|Doctoral Committee Chair(s):||Hardiman, George W.|
|Department / Program:||Education|
|Degree Granting Institution:||University of Illinois at Urbana-Champaign|
Education, Tests and Measurements
|Abstract:||Presently there is no acceptable visual art test instrument. Existing tests have failed to live up to claims made by their authors. Although researchers have identified the inadequacies of these tests, none has conducted a detailed empirical study to ascertain what they actually measure, and none has systematically measured the consistency of subjects' responses across cultures.

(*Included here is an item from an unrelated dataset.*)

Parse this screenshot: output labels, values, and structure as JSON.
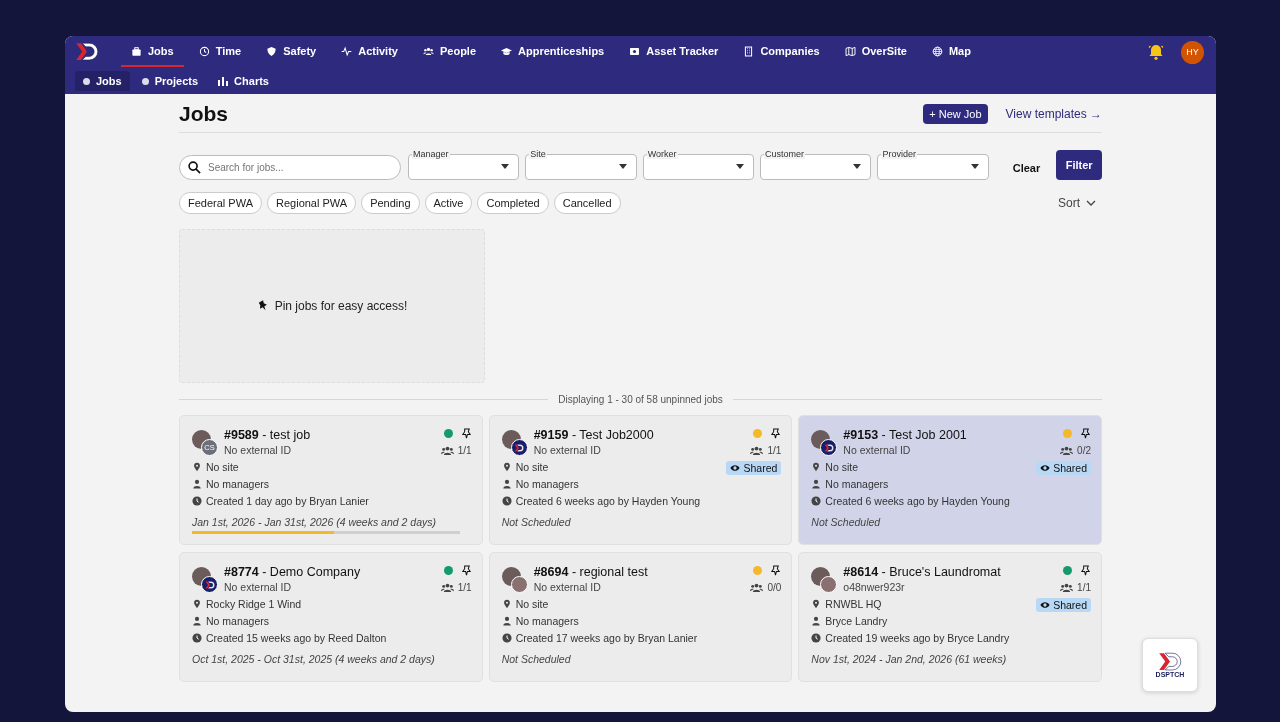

This study attempts to partially remedy this situation by assessing the efficacy of the Maitland Graves Design Judgment Test (1946, 1948) in a cross-cultural setting. Specifically, 1,026 high school and college subjects representing art trained and non-art trained backgrounds from the United States (US) and Nigeria participated in this study. Although the main results confirm earlier studies that showed that the test was inadequate in measuring aesthetic judgment as defined by Graves, this study supports Graves's claim that art groups consistently scored higher than non-art groups. The results also suggest that because the US subjects' scores for both the art and non-art groups were higher than the Nigerian scores, the test has limited use in cross-cultural setting. More importantly, the results reveal that subjects from the two cultures did respond consistently to three factors: symmetry, three-dimensional, and complex design.

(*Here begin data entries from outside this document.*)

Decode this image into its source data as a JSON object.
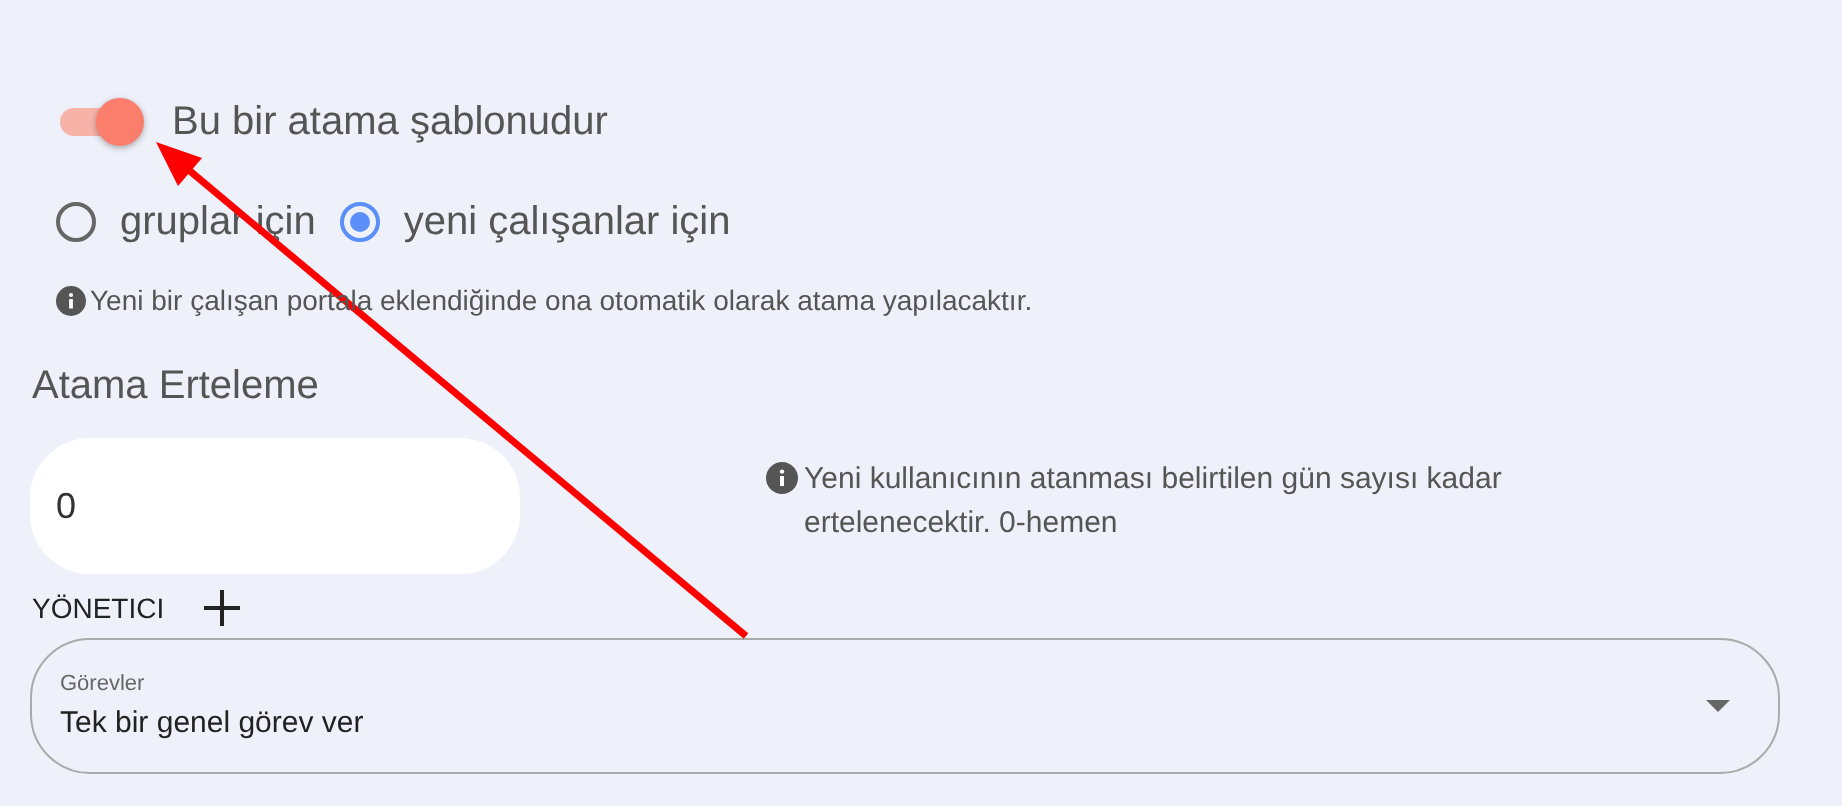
{
  "template_toggle": {
    "label": "Bu bir atama şablonudur",
    "on": true
  },
  "target_options": [
    {
      "label": "gruplar için",
      "selected": false
    },
    {
      "label": "yeni çalışanlar için",
      "selected": true
    }
  ],
  "target_info": "Yeni bir çalışan portala eklendiğinde ona otomatik olarak atama yapılacaktır.",
  "delay": {
    "label": "Atama Erteleme",
    "value": "0",
    "info": "Yeni kullanıcının atanması belirtilen gün sayısı kadar ertelenecektir. 0-hemen"
  },
  "manager": {
    "label": "YÖNETICI"
  },
  "tasks_select": {
    "label": "Görevler",
    "value": "Tek bir genel görev ver"
  }
}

Thesis (Ed.D.)--University of Illinois at Urbana-Champaign, 1993.
|Date Available in IDEALS:||2014-12-16|